Although initially the fire was toward the front of the cabin, flames eventually spread toward the trailer, which contained a large quantity of paint. The paint subsequently spilled all over the highway, which required a hazmat crew to arrive on scene and clean up the incident.

The cleaning crew brought out a pressure washer to clean the roadway along with a vac truck to help with the cleaning. Crews also brought bins to dispose of all the burnt materials and soil.

Both lanes of Highway 395 are now open with no restricted access.

Bishop Union High School Students Receive Awards From Caltrans

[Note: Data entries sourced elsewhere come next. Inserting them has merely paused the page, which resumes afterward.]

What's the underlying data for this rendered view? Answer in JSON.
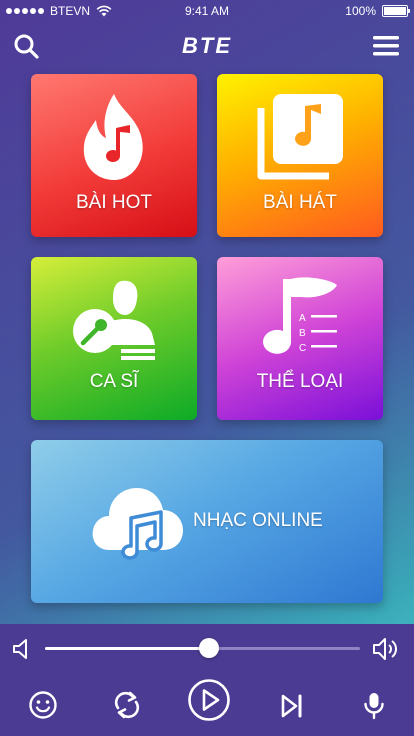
{
  "status_bar": {
    "carrier": "BTEVN",
    "time": "9:41 AM",
    "battery": "100%"
  },
  "header": {
    "logo": "BTE"
  },
  "tiles": {
    "hot": {
      "label": "BÀI HOT",
      "icon": "fire-music-icon"
    },
    "songs": {
      "label": "BÀI HÁT",
      "icon": "music-album-icon"
    },
    "artists": {
      "label": "CA SĨ",
      "icon": "singer-microphone-icon"
    },
    "genres": {
      "label": "THỂ LOẠI",
      "icon": "music-list-icon"
    },
    "online": {
      "label": "NHẠC ONLINE",
      "icon": "cloud-music-icon"
    }
  },
  "player": {
    "volume_level": 0.52,
    "controls": [
      "emoji-icon",
      "repeat-icon",
      "play-icon",
      "skip-next-icon",
      "microphone-icon"
    ]
  }
}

BISHOP – The California Department of Transportation (Caltrans) District 9 co-sponsored a Trig*Star competition at Bishop Union High School (BUHS) this past April. The competition results were announced on Monday, May 13th, 2019. Trig*Star is a national math competition for high school students based on the practical application of trigonometry. The competition enables students to apply math to real world situations and heighten the awareness of land surveying as a profession. Land surveying is the art, science and technology of locating or determining (by measurement) the shape or size of any portion of the earth’s surface and representing these surveys on maps.

The competition was a one-hour exam, solving problems involving triangles and circles to determine lengths, angles and areas.

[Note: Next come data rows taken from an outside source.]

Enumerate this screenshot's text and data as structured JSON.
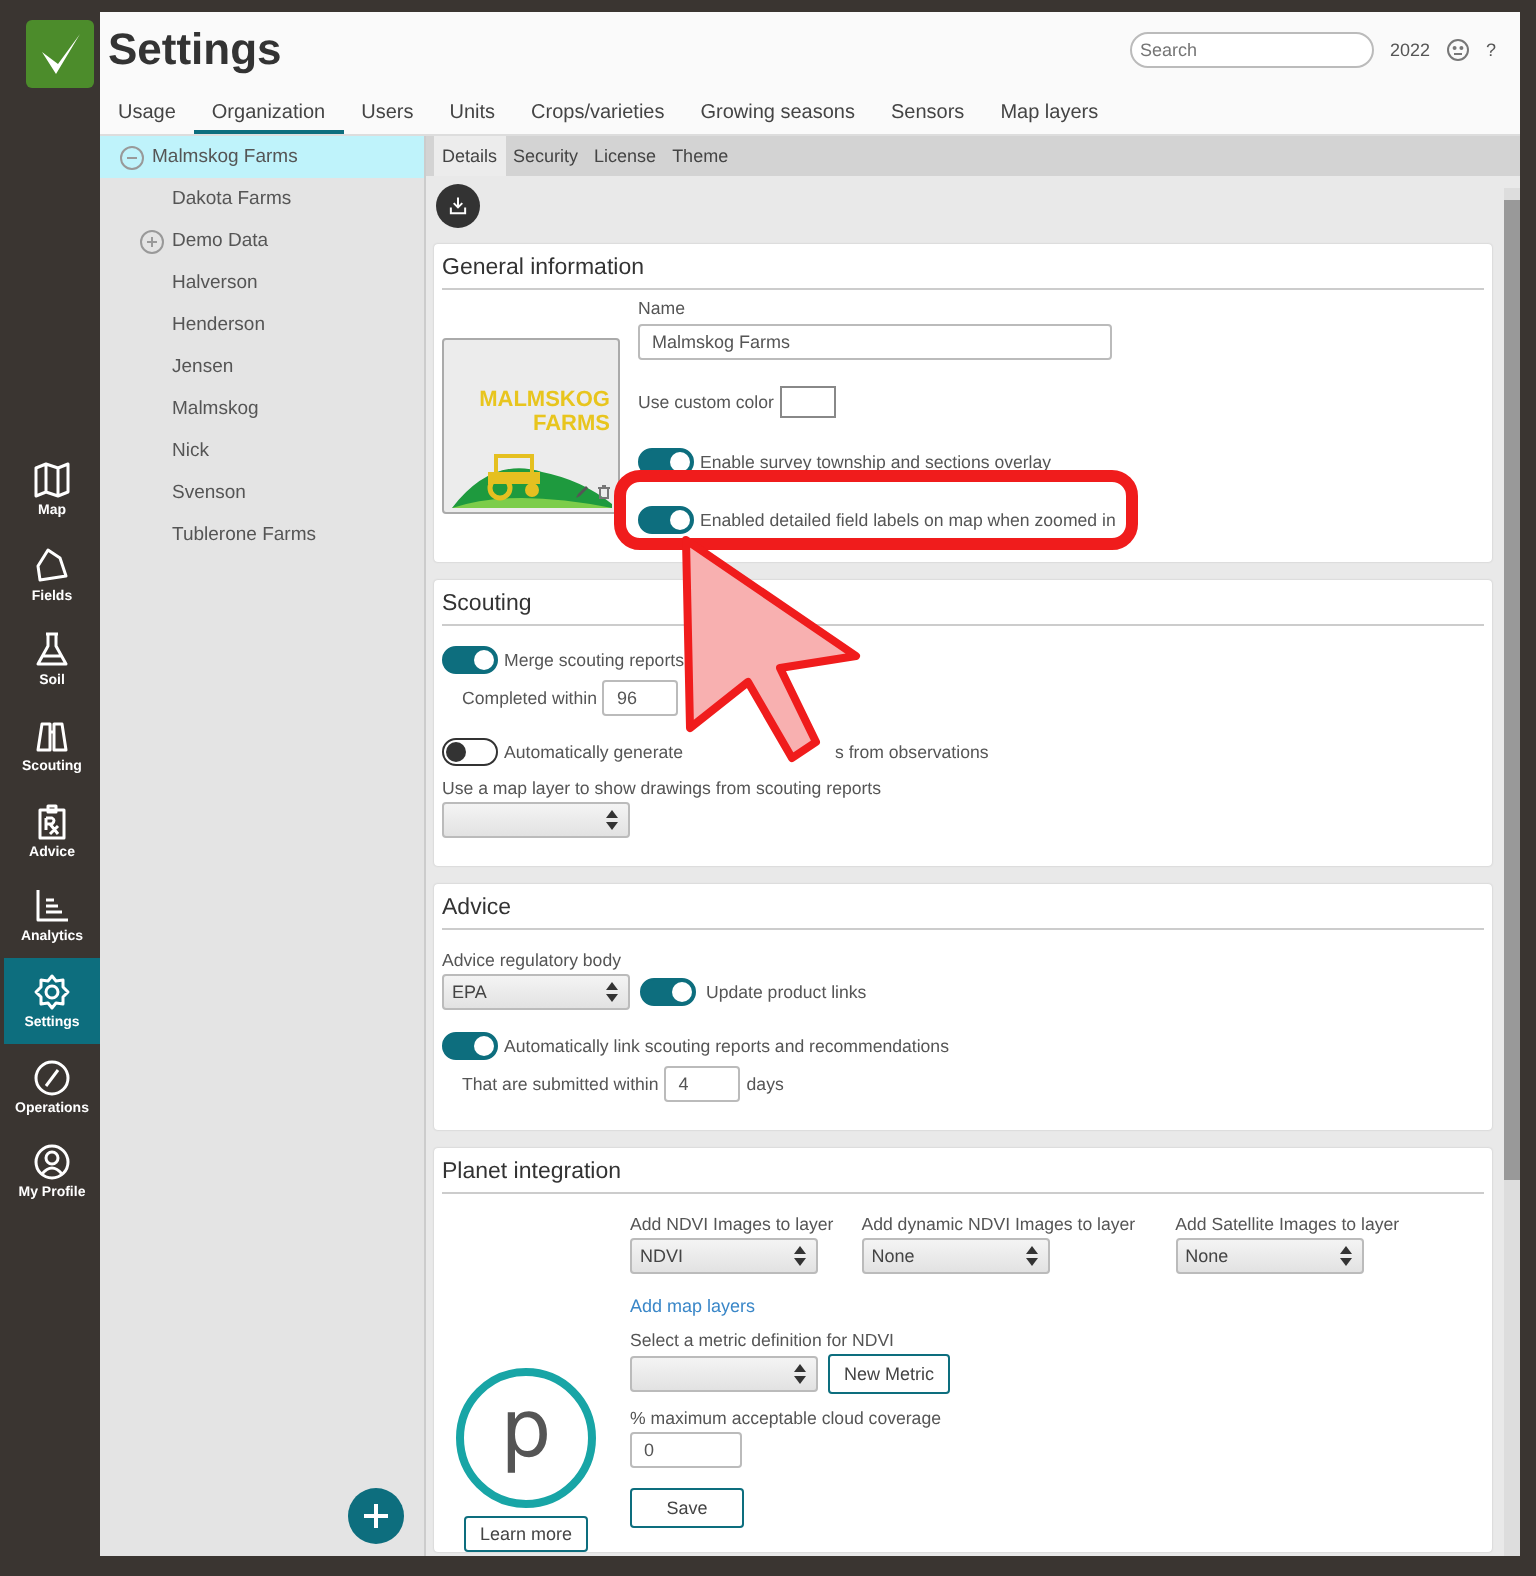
{
  "rail": {
    "items": [
      {
        "label": "Map",
        "kind": "map",
        "selected": false
      },
      {
        "label": "Fields",
        "kind": "fields",
        "selected": false
      },
      {
        "label": "Soil",
        "kind": "soil",
        "selected": false
      },
      {
        "label": "Scouting",
        "kind": "scouting",
        "selected": false
      },
      {
        "label": "Advice",
        "kind": "advice",
        "selected": false
      },
      {
        "label": "Analytics",
        "kind": "analytics",
        "selected": false
      },
      {
        "label": "Settings",
        "kind": "settings",
        "selected": true
      },
      {
        "label": "Operations",
        "kind": "operations",
        "selected": false
      },
      {
        "label": "My Profile",
        "kind": "profile",
        "selected": false
      }
    ]
  },
  "header": {
    "title": "Settings",
    "search": {
      "placeholder": "Search"
    },
    "year": "2022",
    "help": "?"
  },
  "tabs": [
    {
      "label": "Usage",
      "selected": false
    },
    {
      "label": "Organization",
      "selected": true
    },
    {
      "label": "Users",
      "selected": false
    },
    {
      "label": "Units",
      "selected": false
    },
    {
      "label": "Crops/varieties",
      "selected": false
    },
    {
      "label": "Growing seasons",
      "selected": false
    },
    {
      "label": "Sensors",
      "selected": false
    },
    {
      "label": "Map layers",
      "selected": false
    }
  ],
  "tree": [
    {
      "label": "Malmskog Farms",
      "selected": true,
      "expanded": true,
      "children": [
        {
          "label": "Dakota Farms",
          "selected": false
        },
        {
          "label": "Demo Data",
          "selected": false,
          "expanded": false
        },
        {
          "label": "Halverson",
          "selected": false
        },
        {
          "label": "Henderson",
          "selected": false
        },
        {
          "label": "Jensen",
          "selected": false
        },
        {
          "label": "Malmskog",
          "selected": false
        },
        {
          "label": "Nick",
          "selected": false
        },
        {
          "label": "Svenson",
          "selected": false
        },
        {
          "label": "Tublerone Farms",
          "selected": false
        }
      ]
    }
  ],
  "subtabs": [
    {
      "label": "Details",
      "selected": true
    },
    {
      "label": "Security",
      "selected": false
    },
    {
      "label": "License",
      "selected": false
    },
    {
      "label": "Theme",
      "selected": false
    }
  ],
  "general": {
    "title": "General information",
    "logo_text": "MALMSKOG FARMS",
    "name_label": "Name",
    "name_value": "Malmskog Farms",
    "custom_color_label": "Use custom color",
    "toggles": [
      {
        "label": "Enable survey township and sections overlay",
        "on": true
      },
      {
        "label": "Enabled detailed field labels on map when zoomed in",
        "on": true
      }
    ]
  },
  "scouting": {
    "title": "Scouting",
    "merge": {
      "label": "Merge scouting reports",
      "on": true
    },
    "completed_label": "Completed within",
    "completed_value": "96",
    "auto_generate": {
      "label_start": "Automatically generate",
      "label_end": "s from observations",
      "on": false
    },
    "map_layer_label": "Use a map layer to show drawings from scouting reports"
  },
  "advice": {
    "title": "Advice",
    "body_label": "Advice regulatory body",
    "body_value": "EPA",
    "update_links": {
      "label": "Update product links",
      "on": true
    },
    "auto_link": {
      "label": "Automatically link scouting reports and recommendations",
      "on": true
    },
    "submitted_label": "That are submitted within",
    "submitted_value": "4",
    "days": "days"
  },
  "planet": {
    "title": "Planet integration",
    "logo_letter": "p",
    "learn_more": "Learn more",
    "layers": [
      {
        "label": "Add NDVI Images to layer",
        "value": "NDVI"
      },
      {
        "label": "Add dynamic NDVI Images to layer",
        "value": "None"
      },
      {
        "label": "Add Satellite Images to layer",
        "value": "None"
      }
    ],
    "add_layers_link": "Add map layers",
    "metric_label": "Select a metric definition for NDVI",
    "new_metric": "New Metric",
    "cloud_label": "% maximum acceptable cloud coverage",
    "cloud_value": "0",
    "save": "Save"
  }
}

1st Place – Thomas Zentmyer won $50, with a score of 94 out of 100 and a time of 29 minutes, 10 seconds.

2nd Place – Nathan Wesling who scored an 88 out of 100 with a time of 33 minutes, 4 seconds, and was awarded $25.

Cash prizes were paid for by the California Transportation Foundation. The competition is sponsored by Caltrans, the National Society of Professional Surveyors, and the California Land Surveyors Association.

Caltrans Senior Transportation Surveyor Sereyna Cagle thanked all that participated, including the 28 BUHS students, and Deidre Buchholz, BUHS math teacher. Caltrans appreciates Ms. Buchholz for her support in introducing the Trig*Star competition to great minds and future leaders! Congratulations to Thomas Zentmyer and Nathan Wesling!